"I'm not saying that about myself, but I am saying that about the capacity of the American public", Harris said in response to View co-host Abby Huntsman's question on whether the country was ready for the first woman of color president following President Donald Trump's administration.
Harris has not given any strong indications that she is eyeing a 2020 run, recently telling the media that she would make a decision soon but not elaborating any further.
While Harris has not confirmed plans to run, she is widely considered to be a potential 2020 candidate, along with Sen.
Day in a rally in her hometown of Oakland.
Harris risks appearing indecisive, or worse, disingenuous, if she holds off on announcing her decision much longer, warns veteran Democratic strategist Darry Sragow, the publisher of the nonpartisan California Target Book, who teaches political science at USC.
"There are so many myths that we still are challenged with", she continued.More news: Suspect in death of Davis Police Officer Natalie Corona identified
More news: Graham says Trump isn't giving in on border wall
More news: Amazon reportedly developing a subscription video game streaming service
She has been reported putting together the logistics of the campaign such as selecting a site for her announcement, the headquarters and the personnel.
"Despite a woman's role in the world, there are still certain myths of what a woman can and cannot do, Harris said, citing her mother. I frankly think it's good for the country", Harris said.
A book tour and a flurry of TV appearances enable the California senator to launch a campaign on her own terms. She also spent heavily to build out her digital campaign infrastructure and cultivate supporters online.
Last week, the Massachusetts Democrat became the most prominent person yet to take steps toward a presidential run by forming an exploratory committee.
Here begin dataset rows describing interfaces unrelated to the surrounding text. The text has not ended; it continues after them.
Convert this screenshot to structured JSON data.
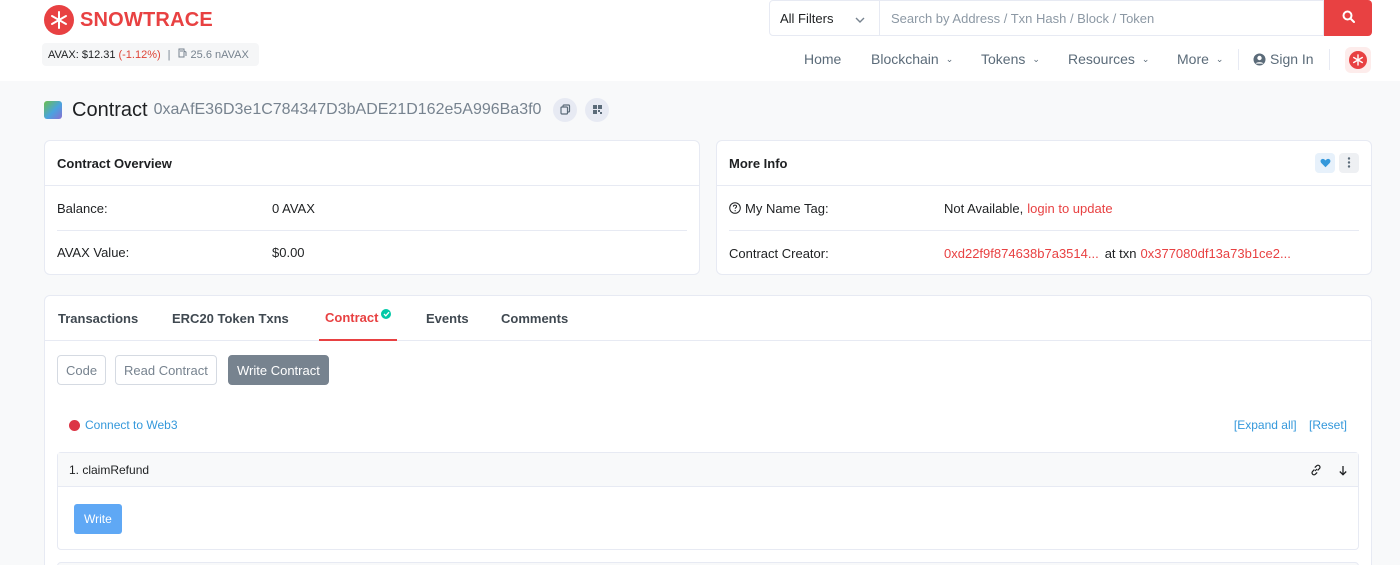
{
  "brand": {
    "name": "SNOWTRACE",
    "color": "#e84142"
  },
  "price": {
    "label": "AVAX: $12.31",
    "change": "(-1.12%)",
    "separator": "|",
    "gas": "25.6 nAVAX"
  },
  "search": {
    "filter": "All Filters",
    "placeholder": "Search by Address / Txn Hash / Block / Token"
  },
  "nav": {
    "home": "Home",
    "blockchain": "Blockchain",
    "tokens": "Tokens",
    "resources": "Resources",
    "more": "More",
    "signin": "Sign In"
  },
  "title": {
    "label": "Contract",
    "hash": "0xaAfE36D3e1C784347D3bADE21D162e5A996Ba3f0"
  },
  "overview": {
    "heading": "Contract Overview",
    "balance_label": "Balance:",
    "balance_value": "0 AVAX",
    "value_label": "AVAX Value:",
    "value_value": "$0.00"
  },
  "more_info": {
    "heading": "More Info",
    "name_tag_label": "My Name Tag:",
    "name_tag_value": "Not Available,",
    "name_tag_link": "login to update",
    "creator_label": "Contract Creator:",
    "creator_address": "0xd22f9f874638b7a3514...",
    "creator_at": "at txn",
    "creator_txn": "0x377080df13a73b1ce2..."
  },
  "tabs": {
    "transactions": "Transactions",
    "erc20": "ERC20 Token Txns",
    "contract": "Contract",
    "events": "Events",
    "comments": "Comments"
  },
  "contract_buttons": {
    "code": "Code",
    "read": "Read Contract",
    "write": "Write Contract"
  },
  "web3": {
    "connect": "Connect to Web3",
    "expand": "[Expand all]",
    "reset": "[Reset]"
  },
  "functions": [
    {
      "label": "1. claimRefund",
      "button": "Write"
    }
  ]
}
"He ran as the law-and-order president", Elleithee said of Trump. She has a real chance, and I'll be rooting for her.
"When we had the 2016 elections, it was at the height of Ferguson and Baltimore, and we still didn't have serious engagement with criminal justice reform", said Phillip Atiba Goff, the president of the Center for Policing Equity, referring to the protests that followed the deaths of black men at the hands of police officers in Missouri and Maryland. "Being able to go toe-to-toe with him on law and order in a smarter way, I think, is going to be important".